Sitting across from Ira Antelis over lunch one day last week, the conversation, as at nearby tables, was about tragic issues in the Middle East.
“Heartbreaking,” he said. “And in these difficult times, what we need is hope.”
Antelis is a man of seemingly boundless energy, enthusiasm and ideas, and his final concert will be on November 6 at the beautiful new concert venue Salt Shed near the North Branch of the Chicago River.
It’s called “We Are Here: Songs from the Holocaust,” a one-night-only event featuring dozens of local talents. “This is not a Jewish show,” Antelis says. “This is a show about humanity and coming together.”
He then explained how this came about and how it motivated him in 2016. Elie Wiesel’s death He began exploring the life and work of the Nobel Prize-winning author, activist, and Holocaust survivor.
Antelis discovered a book, more specifically a songbook, titled “We Are Here: Holocaust Songs.” It was compiled by Eleanor Mlotek and Malke Gottlieb and published in 1983. It had a foreword by Wiesel.
This is II. The collection of songs written in the shadow of the horrors of World War II was an epiphany for Antelis. “I know a lot about music because I’ve devoted my whole life to doing it and making it,” Antelis said. “But I never knew or imagined that songs were written in camps and ghettos and could survive there.”

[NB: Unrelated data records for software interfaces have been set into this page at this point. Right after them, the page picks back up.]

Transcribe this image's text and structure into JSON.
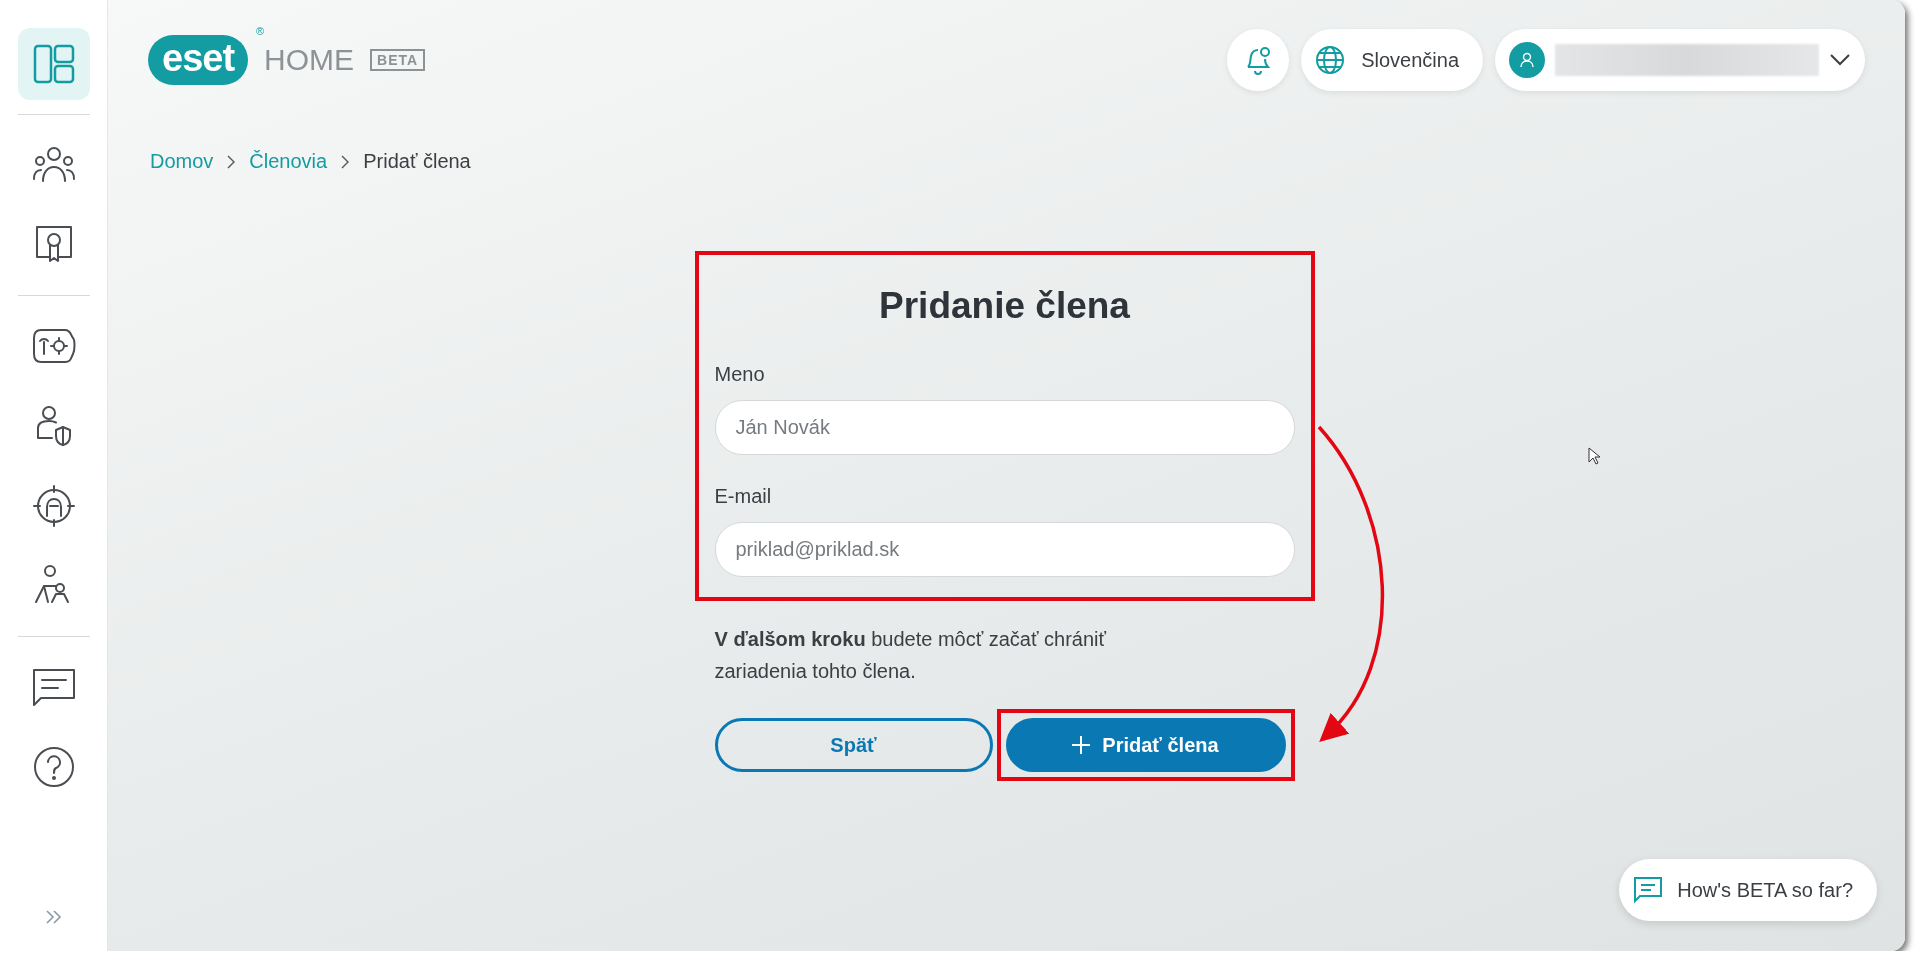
{
  "sidebar": {
    "groups": [
      {
        "items": [
          {
            "kind": "dashboard",
            "selected": true
          }
        ]
      },
      {
        "items": [
          {
            "kind": "members",
            "selected": false
          },
          {
            "kind": "license",
            "selected": false
          }
        ]
      },
      {
        "items": [
          {
            "kind": "router",
            "selected": false
          },
          {
            "kind": "identity",
            "selected": false
          },
          {
            "kind": "theft",
            "selected": false
          },
          {
            "kind": "parental",
            "selected": false
          }
        ]
      },
      {
        "items": [
          {
            "kind": "messages",
            "selected": false
          },
          {
            "kind": "help",
            "selected": false
          }
        ]
      }
    ]
  },
  "header": {
    "logo": {
      "brand": "eset",
      "registered": "®",
      "product": "HOME",
      "badge": "BETA"
    },
    "language": "Slovenčina"
  },
  "breadcrumbs": [
    {
      "label": "Domov",
      "kind": "link"
    },
    {
      "label": "Členovia",
      "kind": "link"
    },
    {
      "label": "Pridať člena",
      "kind": "current"
    }
  ],
  "form": {
    "title": "Pridanie člena",
    "fields": [
      {
        "label": "Meno",
        "placeholder": "Ján Novák"
      },
      {
        "label": "E-mail",
        "placeholder": "priklad@priklad.sk"
      }
    ],
    "note": "**V ďalšom kroku** budete môcť začať chrániť zariadenia tohto člena.",
    "buttons": [
      {
        "label": "Späť",
        "kind": "secondary"
      },
      {
        "label": "Pridať člena",
        "kind": "primary"
      }
    ]
  },
  "feedback": "How's BETA so far?"
}
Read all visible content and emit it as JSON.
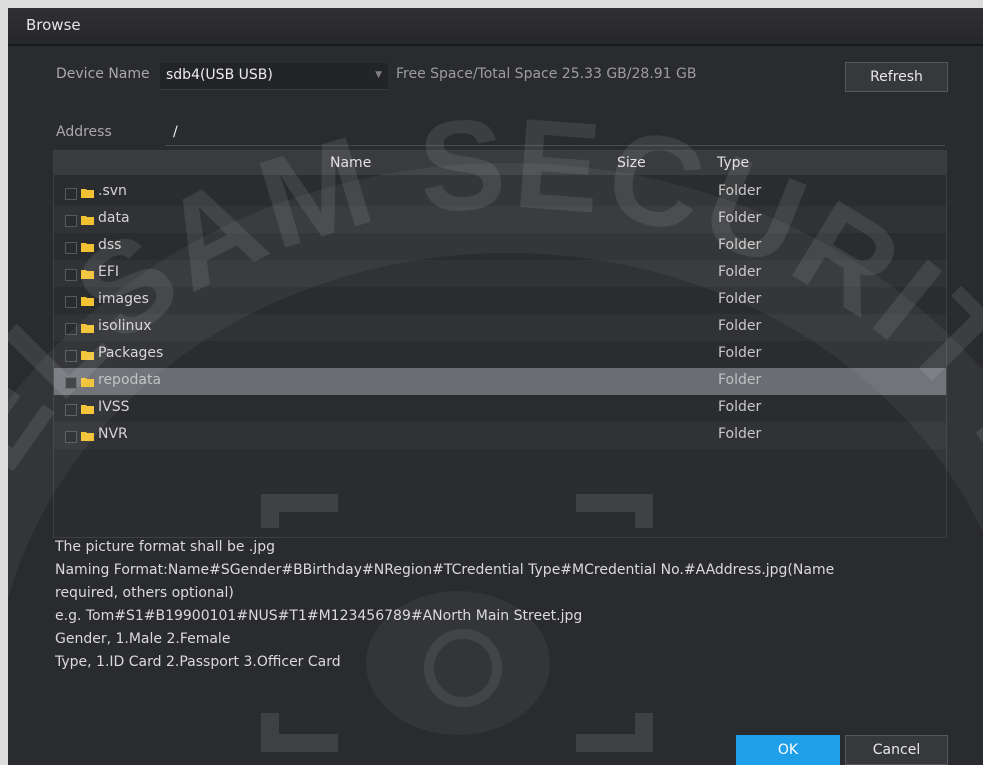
{
  "dialog": {
    "title": "Browse"
  },
  "device": {
    "label": "Device Name",
    "selected": "sdb4(USB USB)",
    "space_text": "Free Space/Total Space 25.33 GB/28.91 GB",
    "refresh_label": "Refresh"
  },
  "address": {
    "label": "Address",
    "value": "/"
  },
  "table": {
    "columns": {
      "name": "Name",
      "size": "Size",
      "type": "Type"
    },
    "rows": [
      {
        "name": ".svn",
        "size": "",
        "type": "Folder"
      },
      {
        "name": "data",
        "size": "",
        "type": "Folder"
      },
      {
        "name": "dss",
        "size": "",
        "type": "Folder"
      },
      {
        "name": "EFI",
        "size": "",
        "type": "Folder"
      },
      {
        "name": "images",
        "size": "",
        "type": "Folder"
      },
      {
        "name": "isolinux",
        "size": "",
        "type": "Folder"
      },
      {
        "name": "Packages",
        "size": "",
        "type": "Folder"
      },
      {
        "name": "repodata",
        "size": "",
        "type": "Folder",
        "selected": true
      },
      {
        "name": "IVSS",
        "size": "",
        "type": "Folder"
      },
      {
        "name": "NVR",
        "size": "",
        "type": "Folder"
      }
    ]
  },
  "notes": [
    "The picture format shall be .jpg",
    " Naming Format:Name#SGender#BBirthday#NRegion#TCredential Type#MCredential No.#AAddress.jpg(Name",
    "required, others optional)",
    "e.g. Tom#S1#B19900101#NUS#T1#M123456789#ANorth Main Street.jpg",
    "Gender, 1.Male 2.Female",
    "Type, 1.ID Card 2.Passport 3.Officer Card"
  ],
  "buttons": {
    "ok": "OK",
    "cancel": "Cancel"
  },
  "watermark": {
    "text": "ELSAM SECURITY"
  },
  "colors": {
    "accent": "#1e9fe8",
    "folder": "#f2c232",
    "selected_row": "#6b6d72"
  }
}
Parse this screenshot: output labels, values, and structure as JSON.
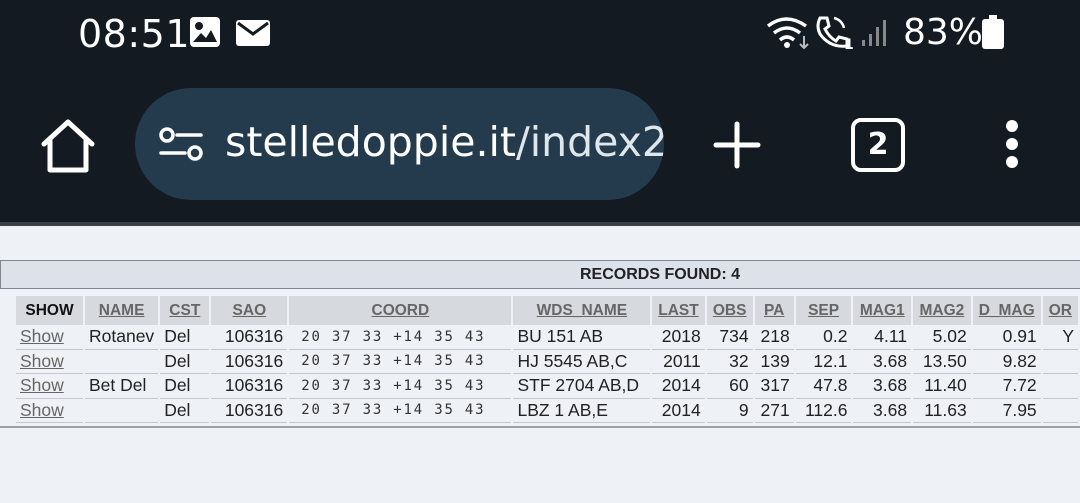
{
  "status_bar": {
    "time": "08:51",
    "battery": "83%",
    "icons": [
      "image-icon",
      "mail-icon",
      "wifi-icon",
      "wifi-call-icon",
      "signal-icon",
      "battery-icon"
    ]
  },
  "browser": {
    "url_host": "stelledoppie.it",
    "url_path": "/index2",
    "tab_count": "2"
  },
  "results": {
    "records_found": "RECORDS FOUND: 4",
    "columns": [
      "SHOW",
      "NAME",
      "CST",
      "SAO",
      "COORD",
      "WDS_NAME",
      "LAST",
      "OBS",
      "PA",
      "SEP",
      "MAG1",
      "MAG2",
      "D_MAG",
      "OR"
    ],
    "rows": [
      {
        "show": "Show",
        "name": "Rotanev",
        "cst": "Del",
        "sao": "106316",
        "coord": "20 37 33 +14 35 43",
        "wds_name": "BU 151 AB",
        "last": "2018",
        "obs": "734",
        "pa": "218",
        "sep": "0.2",
        "mag1": "4.11",
        "mag2": "5.02",
        "d_mag": "0.91",
        "or": "Y"
      },
      {
        "show": "Show",
        "name": "",
        "cst": "Del",
        "sao": "106316",
        "coord": "20 37 33 +14 35 43",
        "wds_name": "HJ 5545 AB,C",
        "last": "2011",
        "obs": "32",
        "pa": "139",
        "sep": "12.1",
        "mag1": "3.68",
        "mag2": "13.50",
        "d_mag": "9.82",
        "or": ""
      },
      {
        "show": "Show",
        "name": "Bet Del",
        "cst": "Del",
        "sao": "106316",
        "coord": "20 37 33 +14 35 43",
        "wds_name": "STF 2704 AB,D",
        "last": "2014",
        "obs": "60",
        "pa": "317",
        "sep": "47.8",
        "mag1": "3.68",
        "mag2": "11.40",
        "d_mag": "7.72",
        "or": ""
      },
      {
        "show": "Show",
        "name": "",
        "cst": "Del",
        "sao": "106316",
        "coord": "20 37 33 +14 35 43",
        "wds_name": "LBZ 1 AB,E",
        "last": "2014",
        "obs": "9",
        "pa": "271",
        "sep": "112.6",
        "mag1": "3.68",
        "mag2": "11.63",
        "d_mag": "7.95",
        "or": ""
      }
    ]
  }
}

Born and raised in Brooklyn, Antelis came here to make music in the mid-1980s, first doing so at Columbia College with esteemed composer William Russo. She has become one of the city’s most successful and acclaimed music producers/songwriters, working with artists such as Marc Anthony and Christina Aguilera. He was also a filmmaker and the mastermind behind hundreds of commercials, including “Be Like Mike” for Gatorade and “You Get What You Want” for McDonald’s.
He mentored a generation of young musicians like himself. nikki lynette.
“I’m used to doing many things at once,” he says. “I’m not looking to be rich and famous for this. It makes me feel good to know that I’m helping people.”
And as COVID-19 ravages the planet, created a website It was called the Beloved Monument, which allows visitors to contribute the names and photographs of loved ones lost to the disease. These became part of the gallery of the dead, accompanied by music.
In addition to all these activities, Antelis, who is married and has a teenage son, learned through his doctoral thesis in 2014 that 14 more songbooks were published in the post-war years, each filled with songs specific to the camp or ghetto.
“These aren’t all tragic songs,” Antelis says. “Even though most composers knew death was coming, they still created, and the songs they composed were not songs of sadness, but of love, family, and the world as a better place.
“Although these songwriters and composers could never have imagined that their songs would be heard 80 years later, this writing was an act of resistance but also a cry to the future.”
Luckily, he reconnected with an old friend while visiting family in New York. Rabbi Charlie Savenor, who was teaching a class on Holocaust memories at the time.
While talking about old times and current passions, the idea of collaborating on a Holocaust-focused project began to take shape as a concert. They take one song from each book and “honor the authors and people who put the songbooks together.”
“We Are Here” was first performed in April 2022 at Temple Sholom on Chicago’s North Side. The next performance took place in January at New York’s Carnegie Hall.
“It was amazing to see the lines around the block at Carnegie Hall,” Antelis said. “Three thousand seats and they were all full.”
Stars such as Harvey Fierstein, Joel Gray and Chita Rivera took part on the stage.
Antelis has many friends and many contacts in the music industry and has been able to spread the word “We Are Here”. “One person leads to another, which leads to another,” he says. “People have been very understanding.”
The Salt Shed stage will feature artists such as harmonic genius Howard Levy, guitar wizard Fareed Haque, high school choral groups, Steppenwolf Theatre’s Tim Hopper, Plain White T’s’ Tom Higgenson, Jake Lockett and “Chicago Fire’s” Miranda Rae Mayo. ”WTTW-Ch’s Paris Schutz. 11’s “Chicago Tonight” and many more.
“Ira showed me the music and wrote a beautiful melody for the sad song I was going to play,” says Schutz, a pianist and singer who plays with bands but mostly solo at local venues. “I am very proud to be part of this event. “I think it will add a new dimension to what is happening in the world today.”
Savenor will host it, saying, “The diversity of voices in the concert creates a choir of love and harmony at a time when we need it most.”
Presenters who will introduce the songs and offer some context and biographical information about the composers will include Bill Kurtis, U.S. Representative Mike Quigley, Senator Tammy Duckworth and others. Proceeds will be donated to the Illinois Holocaust Museum and Education Center.
“We are looking for diversity,” says Antelis. “Howard (Levy) is Jewish, Fareed (Haque) is Muslim, and the rest of the participants have many different beliefs and emotions, all brought together to show that out of fear can come a sense of peace.”
“We Are Here: Songs from the Holocaust” Nov. 6 at 7:30 p.m., Salt Shed, 1357 N. Elston Ave.; tickets start at $79 www.saltshedchicago.com